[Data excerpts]
++++++++++++++++++++

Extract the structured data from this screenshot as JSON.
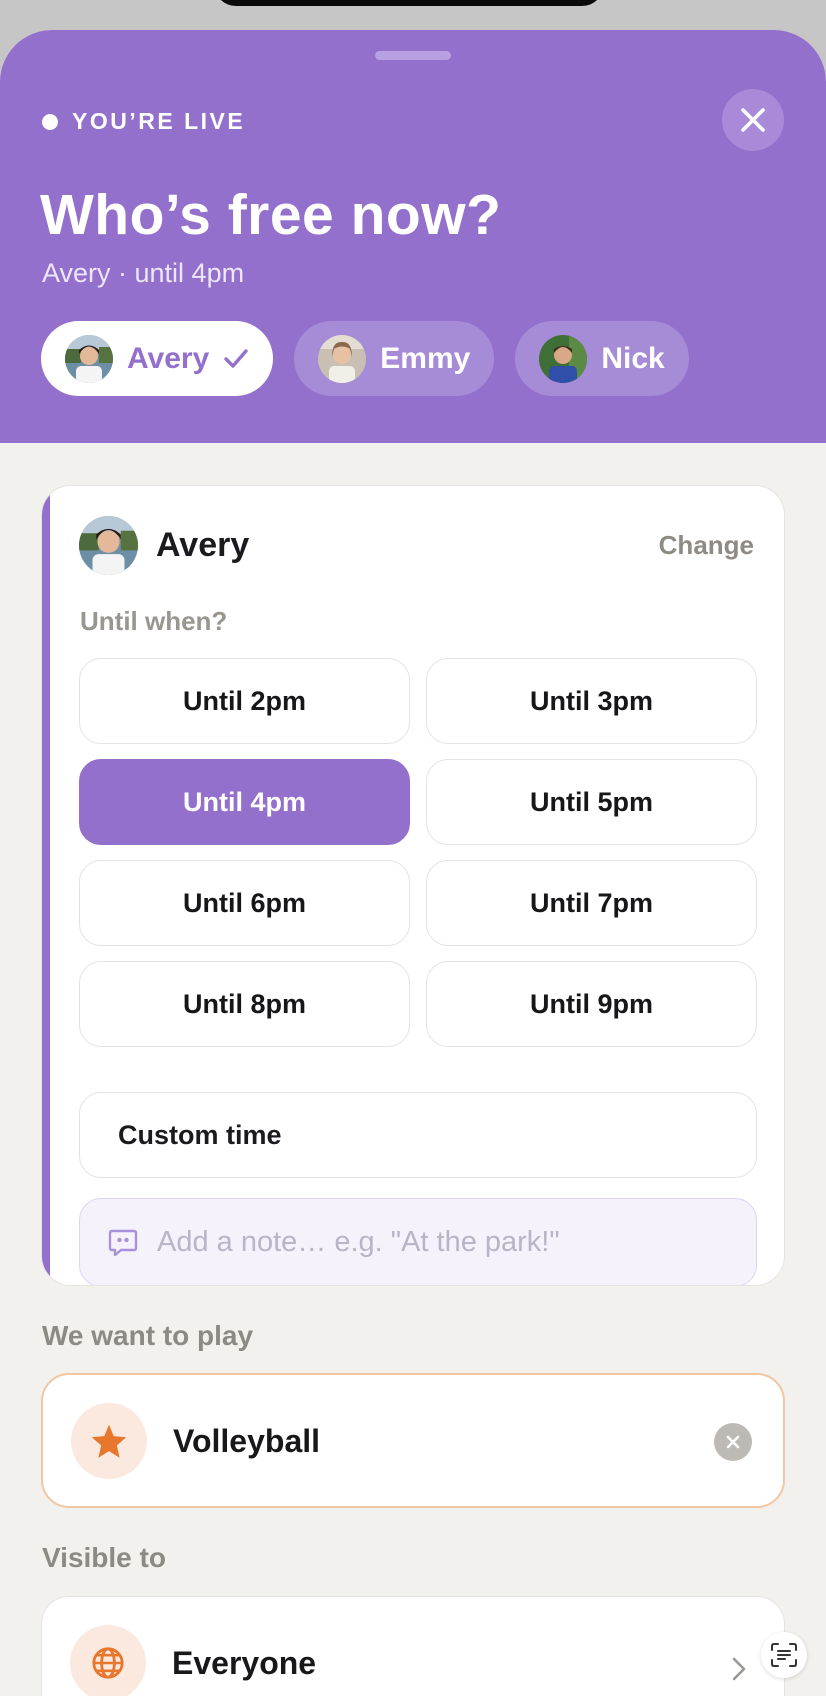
{
  "status": {
    "live_label": "YOU’RE LIVE"
  },
  "header": {
    "title": "Who’s free now?",
    "subtitle": "Avery · until 4pm"
  },
  "kids": [
    {
      "name": "Avery",
      "selected": true
    },
    {
      "name": "Emmy",
      "selected": false
    },
    {
      "name": "Nick",
      "selected": false
    }
  ],
  "card": {
    "name": "Avery",
    "change_label": "Change",
    "until_label": "Until when?",
    "options": [
      {
        "label": "Until 2pm",
        "selected": false
      },
      {
        "label": "Until 3pm",
        "selected": false
      },
      {
        "label": "Until 4pm",
        "selected": true
      },
      {
        "label": "Until 5pm",
        "selected": false
      },
      {
        "label": "Until 6pm",
        "selected": false
      },
      {
        "label": "Until 7pm",
        "selected": false
      },
      {
        "label": "Until 8pm",
        "selected": false
      },
      {
        "label": "Until 9pm",
        "selected": false
      }
    ],
    "custom_label": "Custom time",
    "note_placeholder": "Add a note… e.g. \"At the park!\"",
    "note_value": ""
  },
  "activity": {
    "section_label": "We want to play",
    "value": "Volleyball",
    "icon": "star-icon"
  },
  "visibility": {
    "section_label": "Visible to",
    "value": "Everyone",
    "icon": "globe-icon"
  },
  "colors": {
    "accent": "#9370cc",
    "orange": "#e8772e",
    "background": "#f2f1ee"
  }
}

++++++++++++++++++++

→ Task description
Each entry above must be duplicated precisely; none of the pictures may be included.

→ Problem solution
Extract the structured data from this screenshot as JSON.
{
  "status": {
    "live_label": "YOU’RE LIVE"
  },
  "header": {
    "title": "Who’s free now?",
    "subtitle": "Avery · until 4pm"
  },
  "kids": [
    {
      "name": "Avery",
      "selected": true
    },
    {
      "name": "Emmy",
      "selected": false
    },
    {
      "name": "Nick",
      "selected": false
    }
  ],
  "card": {
    "name": "Avery",
    "change_label": "Change",
    "until_label": "Until when?",
    "options": [
      {
        "label": "Until 2pm",
        "selected": false
      },
      {
        "label": "Until 3pm",
        "selected": false
      },
      {
        "label": "Until 4pm",
        "selected": true
      },
      {
        "label": "Until 5pm",
        "selected": false
      },
      {
        "label": "Until 6pm",
        "selected": false
      },
      {
        "label": "Until 7pm",
        "selected": false
      },
      {
        "label": "Until 8pm",
        "selected": false
      },
      {
        "label": "Until 9pm",
        "selected": false
      }
    ],
    "custom_label": "Custom time",
    "note_placeholder": "Add a note… e.g. \"At the park!\"",
    "note_value": ""
  },
  "activity": {
    "section_label": "We want to play",
    "value": "Volleyball",
    "icon": "star-icon"
  },
  "visibility": {
    "section_label": "Visible to",
    "value": "Everyone",
    "icon": "globe-icon"
  },
  "colors": {
    "accent": "#9370cc",
    "orange": "#e8772e",
    "background": "#f2f1ee"
  }
}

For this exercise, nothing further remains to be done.